Now I replace this in $$(2)$$

$$G(x-y)=\lim_{\epsilon\to0}\frac{-1}{(2\pi)^4}\int d^3\vec{k}~e^{-i\vec{k}\cdot(\vec{x}-\vec{y})}\int\limits_{-\infty}^\infty d\omega\frac{e^{i\omega(x^0-y^0)}}{[\omega-(k-i\epsilon)][\omega+(k-i\epsilon)]}\tag{5}.$$

Doing the integral in $$\omega$$ using residues and setting $$\epsilon\to0$$ I get

\begin{align} G(x-y)=&\frac{i}{(2\pi)^3}\int d^3\vec{k} \frac{e^{-ik|\vec{x}-\vec{y}|\cos\theta}}{2k}e^{ik|x^0-y^0|}=...= \\\\ =&\frac{-1}{4\pi|\vec{x}-\vec{y}|}\int\limits_0^\infty \frac{dk}{2\pi}\Big(e^{-ik|\vec{x}-\vec{y}|}-e^{ik|\vec{x}-\vec{y}|}\Big)e^{ik|x^0-y^0|}\tag{6} \end{align}

I know the answer involves Dirac deltas, but I can't see how to extend this integral from $$-\infty$$ to $$\infty$$, maybe I'm doing something wrong.
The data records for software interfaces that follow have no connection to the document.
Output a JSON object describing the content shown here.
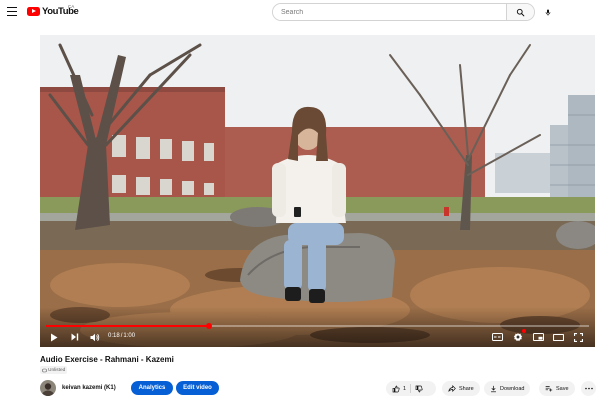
{
  "header": {
    "logo_text": "YouTube",
    "region_code": "CA",
    "search_placeholder": "Search",
    "search_value": ""
  },
  "player": {
    "current_time": "0:18",
    "time_separator": "/",
    "duration": "1:00",
    "progress_fraction": 0.3,
    "accent_color": "#ff0000"
  },
  "video": {
    "title": "Audio Exercise - Rahmani - Kazemi",
    "visibility": "Unlisted",
    "channel_name": "keivan kazemi (K1)",
    "analytics_label": "Analytics",
    "edit_label": "Edit video",
    "like_count": "1",
    "share_label": "Share",
    "download_label": "Download",
    "save_label": "Save"
  },
  "icons": [
    "menu-icon",
    "youtube-logo-icon",
    "search-icon",
    "microphone-icon",
    "play-icon",
    "next-icon",
    "volume-icon",
    "captions-icon",
    "settings-icon",
    "miniplayer-icon",
    "theater-icon",
    "fullscreen-icon",
    "lock-icon",
    "thumbs-up-icon",
    "thumbs-down-icon",
    "share-icon",
    "download-icon",
    "save-icon",
    "more-icon"
  ],
  "colors": {
    "brand_red": "#ff0000",
    "button_blue": "#065fd4",
    "pill_grey": "#f2f2f2"
  }
}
Any help would be appreciated.

• Which Green's function? Which boundary conditions? The Feynman Green's function? Oct 20, 2021 at 19:13
• yes, Feynman Green's function
– AFG
Apr 15, 2023 at 16:25
• Apr 17, 2023 at 10:13